_Exercise objective:_ Find every line of the data below that has "header" in it. Reply with the number only.

_Collected data:_
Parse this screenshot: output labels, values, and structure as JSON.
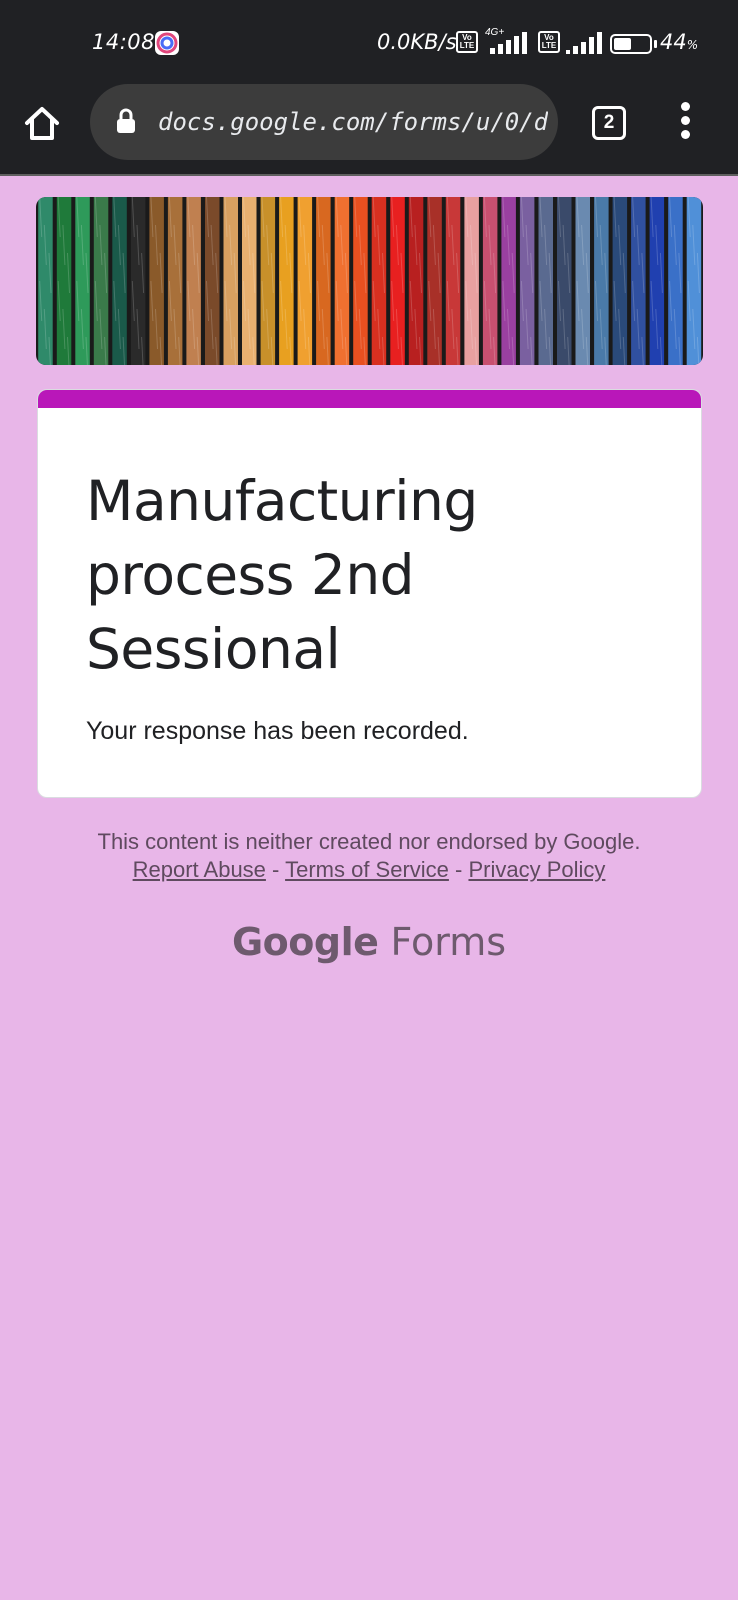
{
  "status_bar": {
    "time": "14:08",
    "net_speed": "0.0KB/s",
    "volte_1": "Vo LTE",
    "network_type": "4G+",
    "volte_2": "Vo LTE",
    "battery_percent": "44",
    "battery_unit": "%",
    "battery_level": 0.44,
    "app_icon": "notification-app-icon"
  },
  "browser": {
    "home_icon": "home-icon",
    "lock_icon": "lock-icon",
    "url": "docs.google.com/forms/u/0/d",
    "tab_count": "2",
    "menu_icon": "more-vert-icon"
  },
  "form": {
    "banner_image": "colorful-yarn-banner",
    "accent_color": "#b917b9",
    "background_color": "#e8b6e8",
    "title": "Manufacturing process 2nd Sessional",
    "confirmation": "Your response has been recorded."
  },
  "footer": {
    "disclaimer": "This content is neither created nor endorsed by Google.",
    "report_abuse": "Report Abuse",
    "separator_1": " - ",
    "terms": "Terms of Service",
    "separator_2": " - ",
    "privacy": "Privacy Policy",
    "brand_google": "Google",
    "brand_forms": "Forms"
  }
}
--
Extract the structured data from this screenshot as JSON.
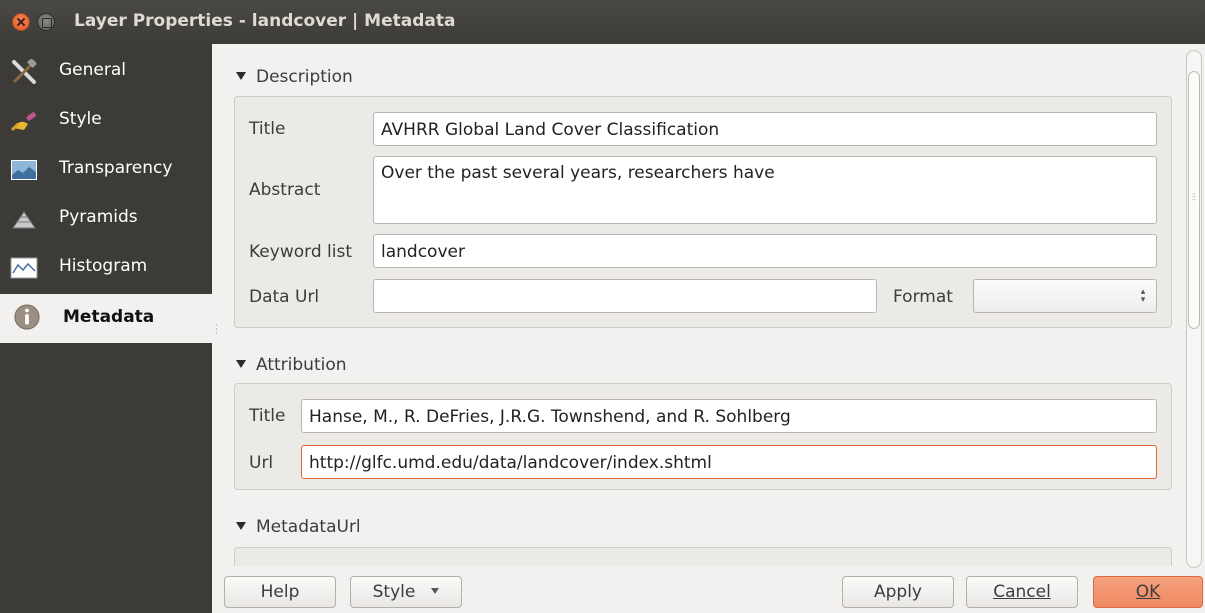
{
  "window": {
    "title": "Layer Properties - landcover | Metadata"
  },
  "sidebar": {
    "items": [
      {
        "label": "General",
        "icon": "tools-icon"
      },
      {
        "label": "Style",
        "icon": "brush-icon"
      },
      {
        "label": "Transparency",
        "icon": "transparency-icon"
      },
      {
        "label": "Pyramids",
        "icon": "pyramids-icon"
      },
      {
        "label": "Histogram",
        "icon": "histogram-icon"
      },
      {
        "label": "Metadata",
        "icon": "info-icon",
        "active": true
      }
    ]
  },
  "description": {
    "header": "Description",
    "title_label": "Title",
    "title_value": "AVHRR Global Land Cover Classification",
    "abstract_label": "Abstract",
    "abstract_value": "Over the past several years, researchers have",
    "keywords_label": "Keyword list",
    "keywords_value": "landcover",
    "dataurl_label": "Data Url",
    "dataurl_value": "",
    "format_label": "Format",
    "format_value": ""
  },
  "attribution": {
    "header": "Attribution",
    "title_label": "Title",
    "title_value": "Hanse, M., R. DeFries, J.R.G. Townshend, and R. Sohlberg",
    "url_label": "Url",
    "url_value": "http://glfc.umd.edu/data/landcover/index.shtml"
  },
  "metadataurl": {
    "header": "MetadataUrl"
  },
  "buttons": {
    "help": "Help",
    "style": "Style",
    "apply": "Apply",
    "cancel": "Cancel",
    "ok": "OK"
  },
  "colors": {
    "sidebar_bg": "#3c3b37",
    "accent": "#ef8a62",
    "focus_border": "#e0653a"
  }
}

_Expected answer:_ 3